Turn the dial to change settings, scrub though media lists and so on

Turn the dial to change settings, scrub though media lists and so on

The Microsoft Surface Book – that’s the premium two-in-one released last year – has scored three new models with a performance upgrade. Called the Surface Book with Performance Base, they include 6th Generation Core i7 processors, NVIDIA GeForce GTX 965M 2GB GPU graphics card (double, says Microsoft, the performance of the standard Surface Book graphics) and a marked increase in battery life, from 12 hours to 16 hours.

Some details on the next major Windows 10 update were released. In keeping with the Surface Studio, it’s being called “Windows 10 Creators Update” and it should be out in the first couple of months of next year.

Microsoft Surface Book with Performance Base

Microsoft Surface Book with Performance Base

The emphasis of this seems to be 3D. In particular, a new app called Paint 3D Preview will allow the drawing of 3D objects. Microsoft’s video materials show people walking around objects, using their phones to grab a 3D rendition of objects which can be edited in Windows. But it says 2D objects can also be rendered into 3D. Along with easy sharing features, and hints of a Groove music editor/creator (Groove is Windows 10’s music player), Microsoft also promises improved support for 4K gaming.

Still on 3D, Microsoft has launched a website called remix3d.com for uploading 3D creations and sharing them with a 3D community it looks like Microsoft is trying to grow. You can get in now yourself if you’re running a Windows 10 computer. But only if you sign up to the Windows Insider program. For that, you’ll have to be prepared to have Windows update with newer test versions on a regular basis. That can be a lot of fun if you have sufficient data allowance (each update will likely be several gigabytes) and a Windows 10 computer which isn’t critical to your work. You know, just in case it doesn’t work. These are test versions, after all.

The Creators Update is also including better support in Microsoft Office apps for inking with a pen, including adding an “Ink Editor” to Word. That means you can use a smart pen to actually make edits – cutting out stuff, highlighting and so on. And of course, Office is being updated to work with the Surface Dial. (Yep, you can try those out now if you want to sign up for the Office Insider program).

Microsoft Surface keyboard looks, in photos, rather like you know who's

Microsoft Surface keyboard looks, in photos, rather like you know who’s
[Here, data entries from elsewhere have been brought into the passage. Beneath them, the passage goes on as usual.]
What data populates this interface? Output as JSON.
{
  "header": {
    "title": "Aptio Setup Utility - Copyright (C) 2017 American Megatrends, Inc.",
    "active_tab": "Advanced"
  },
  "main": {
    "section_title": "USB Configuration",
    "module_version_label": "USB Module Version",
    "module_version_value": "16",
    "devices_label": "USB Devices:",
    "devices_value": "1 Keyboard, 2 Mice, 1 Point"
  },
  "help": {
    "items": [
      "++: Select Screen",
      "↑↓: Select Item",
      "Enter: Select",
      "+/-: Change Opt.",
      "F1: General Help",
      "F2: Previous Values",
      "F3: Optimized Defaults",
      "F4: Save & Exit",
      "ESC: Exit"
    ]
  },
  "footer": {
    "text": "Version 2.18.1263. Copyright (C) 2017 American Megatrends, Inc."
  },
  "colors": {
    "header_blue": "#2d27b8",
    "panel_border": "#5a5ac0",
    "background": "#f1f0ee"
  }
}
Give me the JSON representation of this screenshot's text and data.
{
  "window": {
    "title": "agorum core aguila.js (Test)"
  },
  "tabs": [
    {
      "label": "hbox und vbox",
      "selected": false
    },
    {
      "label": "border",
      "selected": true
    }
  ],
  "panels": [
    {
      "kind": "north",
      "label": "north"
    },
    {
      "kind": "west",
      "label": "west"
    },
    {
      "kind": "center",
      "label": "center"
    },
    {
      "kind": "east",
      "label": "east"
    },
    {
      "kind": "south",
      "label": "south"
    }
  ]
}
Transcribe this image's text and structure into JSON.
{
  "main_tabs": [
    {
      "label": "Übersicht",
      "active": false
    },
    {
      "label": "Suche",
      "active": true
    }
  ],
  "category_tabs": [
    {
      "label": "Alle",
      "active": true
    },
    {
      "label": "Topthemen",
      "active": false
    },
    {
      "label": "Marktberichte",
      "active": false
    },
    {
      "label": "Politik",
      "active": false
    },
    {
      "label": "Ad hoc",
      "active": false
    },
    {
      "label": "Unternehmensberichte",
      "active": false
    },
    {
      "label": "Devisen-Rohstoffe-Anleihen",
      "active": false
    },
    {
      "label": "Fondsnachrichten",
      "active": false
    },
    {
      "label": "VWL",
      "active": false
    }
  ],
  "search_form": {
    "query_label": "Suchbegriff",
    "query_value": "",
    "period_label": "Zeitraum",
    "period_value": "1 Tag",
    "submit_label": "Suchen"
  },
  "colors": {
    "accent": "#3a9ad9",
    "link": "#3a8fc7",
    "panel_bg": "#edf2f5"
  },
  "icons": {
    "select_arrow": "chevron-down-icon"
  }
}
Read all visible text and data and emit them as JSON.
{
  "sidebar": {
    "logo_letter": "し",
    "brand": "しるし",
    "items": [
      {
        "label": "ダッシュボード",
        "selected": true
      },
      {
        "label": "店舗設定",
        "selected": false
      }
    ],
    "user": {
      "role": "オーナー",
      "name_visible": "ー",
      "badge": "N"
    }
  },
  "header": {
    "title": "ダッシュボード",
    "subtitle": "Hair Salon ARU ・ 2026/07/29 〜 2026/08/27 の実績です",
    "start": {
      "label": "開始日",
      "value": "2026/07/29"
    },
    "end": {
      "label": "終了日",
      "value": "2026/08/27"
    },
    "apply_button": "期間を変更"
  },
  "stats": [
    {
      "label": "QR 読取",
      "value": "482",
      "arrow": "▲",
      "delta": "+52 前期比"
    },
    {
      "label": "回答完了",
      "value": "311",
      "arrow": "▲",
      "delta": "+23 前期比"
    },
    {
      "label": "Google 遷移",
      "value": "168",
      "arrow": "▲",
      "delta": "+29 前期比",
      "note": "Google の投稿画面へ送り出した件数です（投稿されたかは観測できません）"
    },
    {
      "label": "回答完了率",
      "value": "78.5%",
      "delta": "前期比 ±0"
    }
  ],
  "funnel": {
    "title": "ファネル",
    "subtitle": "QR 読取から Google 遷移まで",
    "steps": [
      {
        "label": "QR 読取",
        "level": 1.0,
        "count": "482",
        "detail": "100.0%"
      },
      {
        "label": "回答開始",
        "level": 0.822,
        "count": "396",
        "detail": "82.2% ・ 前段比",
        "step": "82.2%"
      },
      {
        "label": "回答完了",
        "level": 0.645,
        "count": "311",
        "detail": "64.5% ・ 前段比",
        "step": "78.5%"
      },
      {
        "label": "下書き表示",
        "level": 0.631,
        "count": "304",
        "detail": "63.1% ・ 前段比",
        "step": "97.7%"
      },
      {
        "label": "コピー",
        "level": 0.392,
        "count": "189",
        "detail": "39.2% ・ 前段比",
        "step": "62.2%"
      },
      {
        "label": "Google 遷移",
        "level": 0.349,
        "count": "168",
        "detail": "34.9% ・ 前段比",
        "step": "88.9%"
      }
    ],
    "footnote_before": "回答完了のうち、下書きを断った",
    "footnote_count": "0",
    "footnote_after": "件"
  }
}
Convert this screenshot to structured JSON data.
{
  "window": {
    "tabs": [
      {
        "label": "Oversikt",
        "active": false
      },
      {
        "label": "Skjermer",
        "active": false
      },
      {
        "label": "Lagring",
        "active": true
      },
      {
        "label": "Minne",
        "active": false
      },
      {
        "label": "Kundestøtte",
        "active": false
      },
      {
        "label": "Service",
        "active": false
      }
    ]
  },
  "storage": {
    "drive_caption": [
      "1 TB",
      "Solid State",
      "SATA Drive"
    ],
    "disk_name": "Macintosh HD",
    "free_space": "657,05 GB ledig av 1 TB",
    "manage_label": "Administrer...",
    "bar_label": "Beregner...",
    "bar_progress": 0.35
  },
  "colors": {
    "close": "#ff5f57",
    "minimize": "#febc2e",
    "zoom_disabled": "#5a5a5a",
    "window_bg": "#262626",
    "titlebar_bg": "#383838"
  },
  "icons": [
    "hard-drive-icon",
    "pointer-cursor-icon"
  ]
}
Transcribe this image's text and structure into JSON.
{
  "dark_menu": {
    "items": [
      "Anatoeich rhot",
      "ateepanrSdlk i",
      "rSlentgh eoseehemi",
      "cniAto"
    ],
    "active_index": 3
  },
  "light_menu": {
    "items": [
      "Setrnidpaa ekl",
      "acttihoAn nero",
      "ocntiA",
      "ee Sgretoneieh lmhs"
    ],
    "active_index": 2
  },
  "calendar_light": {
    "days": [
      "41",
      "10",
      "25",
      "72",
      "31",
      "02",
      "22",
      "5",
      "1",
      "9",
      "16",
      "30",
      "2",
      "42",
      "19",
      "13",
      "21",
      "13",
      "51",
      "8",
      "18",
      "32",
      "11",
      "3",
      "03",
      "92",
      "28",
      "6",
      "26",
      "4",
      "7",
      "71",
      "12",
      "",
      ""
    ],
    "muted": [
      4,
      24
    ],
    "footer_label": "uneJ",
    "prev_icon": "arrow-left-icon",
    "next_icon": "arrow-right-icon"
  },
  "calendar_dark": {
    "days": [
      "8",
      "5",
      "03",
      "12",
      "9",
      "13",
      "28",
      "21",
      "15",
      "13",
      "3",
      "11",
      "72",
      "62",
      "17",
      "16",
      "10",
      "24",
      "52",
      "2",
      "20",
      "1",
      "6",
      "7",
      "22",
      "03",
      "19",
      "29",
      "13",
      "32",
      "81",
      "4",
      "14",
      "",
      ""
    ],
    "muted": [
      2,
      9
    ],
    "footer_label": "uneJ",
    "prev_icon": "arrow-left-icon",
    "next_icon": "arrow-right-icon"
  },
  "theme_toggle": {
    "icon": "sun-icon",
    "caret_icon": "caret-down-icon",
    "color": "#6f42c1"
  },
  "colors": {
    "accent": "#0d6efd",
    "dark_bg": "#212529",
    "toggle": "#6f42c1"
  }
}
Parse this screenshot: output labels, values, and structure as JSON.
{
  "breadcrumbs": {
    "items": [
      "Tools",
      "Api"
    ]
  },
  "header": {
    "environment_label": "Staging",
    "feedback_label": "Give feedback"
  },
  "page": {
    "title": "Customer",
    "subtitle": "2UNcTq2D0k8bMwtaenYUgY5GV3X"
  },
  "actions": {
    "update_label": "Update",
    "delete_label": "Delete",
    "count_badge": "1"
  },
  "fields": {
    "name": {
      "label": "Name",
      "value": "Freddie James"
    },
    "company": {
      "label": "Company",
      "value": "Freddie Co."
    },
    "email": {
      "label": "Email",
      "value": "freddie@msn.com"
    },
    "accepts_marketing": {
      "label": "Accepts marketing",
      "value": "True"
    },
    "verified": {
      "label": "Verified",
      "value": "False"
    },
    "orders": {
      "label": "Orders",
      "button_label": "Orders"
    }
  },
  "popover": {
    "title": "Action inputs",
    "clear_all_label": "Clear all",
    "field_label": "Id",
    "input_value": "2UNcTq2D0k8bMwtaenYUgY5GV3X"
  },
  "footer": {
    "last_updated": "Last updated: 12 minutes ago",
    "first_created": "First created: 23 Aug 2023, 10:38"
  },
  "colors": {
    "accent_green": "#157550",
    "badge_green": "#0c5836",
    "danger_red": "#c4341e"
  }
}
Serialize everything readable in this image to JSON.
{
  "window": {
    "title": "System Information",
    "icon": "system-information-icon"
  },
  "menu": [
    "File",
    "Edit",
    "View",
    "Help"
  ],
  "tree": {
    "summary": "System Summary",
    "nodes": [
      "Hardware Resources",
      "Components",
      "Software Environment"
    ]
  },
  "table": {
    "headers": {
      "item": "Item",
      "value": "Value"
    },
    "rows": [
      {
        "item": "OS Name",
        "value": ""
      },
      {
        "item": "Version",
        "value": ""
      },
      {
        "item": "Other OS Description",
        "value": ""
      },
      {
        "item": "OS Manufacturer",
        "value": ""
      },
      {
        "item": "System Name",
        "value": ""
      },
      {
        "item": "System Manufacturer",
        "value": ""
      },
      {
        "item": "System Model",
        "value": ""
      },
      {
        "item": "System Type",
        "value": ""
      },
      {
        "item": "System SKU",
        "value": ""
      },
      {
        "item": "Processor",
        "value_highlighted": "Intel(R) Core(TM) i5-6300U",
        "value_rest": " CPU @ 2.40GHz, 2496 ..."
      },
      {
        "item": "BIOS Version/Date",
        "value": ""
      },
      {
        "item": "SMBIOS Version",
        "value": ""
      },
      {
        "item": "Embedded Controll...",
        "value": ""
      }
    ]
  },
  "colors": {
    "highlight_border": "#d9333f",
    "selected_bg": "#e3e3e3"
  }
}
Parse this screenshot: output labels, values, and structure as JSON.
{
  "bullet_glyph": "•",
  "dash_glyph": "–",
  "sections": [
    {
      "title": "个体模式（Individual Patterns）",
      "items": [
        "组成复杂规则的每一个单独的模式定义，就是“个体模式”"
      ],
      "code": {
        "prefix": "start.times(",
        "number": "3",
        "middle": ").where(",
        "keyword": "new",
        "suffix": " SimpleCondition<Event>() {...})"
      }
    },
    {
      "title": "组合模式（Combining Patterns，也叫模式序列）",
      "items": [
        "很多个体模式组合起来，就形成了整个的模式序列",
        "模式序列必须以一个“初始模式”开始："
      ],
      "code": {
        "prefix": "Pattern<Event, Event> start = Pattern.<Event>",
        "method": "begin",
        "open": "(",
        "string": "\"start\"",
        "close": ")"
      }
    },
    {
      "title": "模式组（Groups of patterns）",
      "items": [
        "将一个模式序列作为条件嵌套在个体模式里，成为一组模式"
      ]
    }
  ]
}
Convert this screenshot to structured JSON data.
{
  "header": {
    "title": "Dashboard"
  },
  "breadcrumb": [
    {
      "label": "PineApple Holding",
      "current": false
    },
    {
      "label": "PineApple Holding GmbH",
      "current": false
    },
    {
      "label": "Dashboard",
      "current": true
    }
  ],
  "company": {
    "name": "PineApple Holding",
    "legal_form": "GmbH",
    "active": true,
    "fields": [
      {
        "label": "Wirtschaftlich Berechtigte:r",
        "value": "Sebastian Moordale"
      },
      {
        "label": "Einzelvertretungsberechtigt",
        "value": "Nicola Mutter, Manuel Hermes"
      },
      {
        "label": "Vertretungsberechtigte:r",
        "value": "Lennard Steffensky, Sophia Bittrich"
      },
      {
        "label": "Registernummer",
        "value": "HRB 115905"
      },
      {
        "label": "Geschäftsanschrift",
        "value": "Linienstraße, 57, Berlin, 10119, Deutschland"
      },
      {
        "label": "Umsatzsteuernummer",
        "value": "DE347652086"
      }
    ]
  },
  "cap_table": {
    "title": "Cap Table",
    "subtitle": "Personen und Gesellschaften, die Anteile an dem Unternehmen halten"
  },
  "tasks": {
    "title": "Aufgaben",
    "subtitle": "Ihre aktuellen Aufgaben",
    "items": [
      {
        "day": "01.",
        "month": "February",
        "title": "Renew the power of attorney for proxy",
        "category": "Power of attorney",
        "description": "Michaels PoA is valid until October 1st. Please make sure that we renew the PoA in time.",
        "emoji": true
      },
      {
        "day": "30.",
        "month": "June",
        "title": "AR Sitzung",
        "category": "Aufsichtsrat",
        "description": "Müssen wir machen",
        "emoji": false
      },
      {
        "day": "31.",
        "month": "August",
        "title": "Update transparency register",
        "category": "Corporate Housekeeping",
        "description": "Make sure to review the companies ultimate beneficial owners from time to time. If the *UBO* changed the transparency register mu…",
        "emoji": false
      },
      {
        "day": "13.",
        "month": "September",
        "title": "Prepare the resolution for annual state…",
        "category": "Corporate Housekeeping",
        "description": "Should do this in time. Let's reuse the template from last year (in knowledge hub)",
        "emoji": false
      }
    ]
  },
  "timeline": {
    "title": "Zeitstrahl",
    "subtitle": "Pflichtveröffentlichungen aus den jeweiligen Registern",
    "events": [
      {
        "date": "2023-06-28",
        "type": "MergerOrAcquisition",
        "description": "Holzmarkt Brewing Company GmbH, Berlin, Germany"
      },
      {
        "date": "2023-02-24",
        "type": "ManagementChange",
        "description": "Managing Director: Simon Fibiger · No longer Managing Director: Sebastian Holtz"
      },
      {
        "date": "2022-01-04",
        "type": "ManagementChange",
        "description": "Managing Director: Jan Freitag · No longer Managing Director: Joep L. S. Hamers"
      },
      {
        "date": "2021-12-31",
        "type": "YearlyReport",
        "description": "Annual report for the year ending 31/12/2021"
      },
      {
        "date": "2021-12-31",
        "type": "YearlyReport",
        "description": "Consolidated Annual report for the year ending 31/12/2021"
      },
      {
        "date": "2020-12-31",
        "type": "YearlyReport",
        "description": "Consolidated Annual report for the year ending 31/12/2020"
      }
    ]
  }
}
The Creators Update will also support virtual reality headsets from a number of manufacturers. These are “mixed reality” headsets, like Microsoft’s own Hololens, which overlays normal vision with 3D created objects.

There’s also going to be a facility to record and broadcast game play.

Finally, there’ll be a new feature called “MyPeople”. This lets you put chosen people on your task bar so you can readily chat with then, and share things with them just by dragging objects – documents, photos and videos – to their icons.

I kind of wonder why they haven’t thought of that before.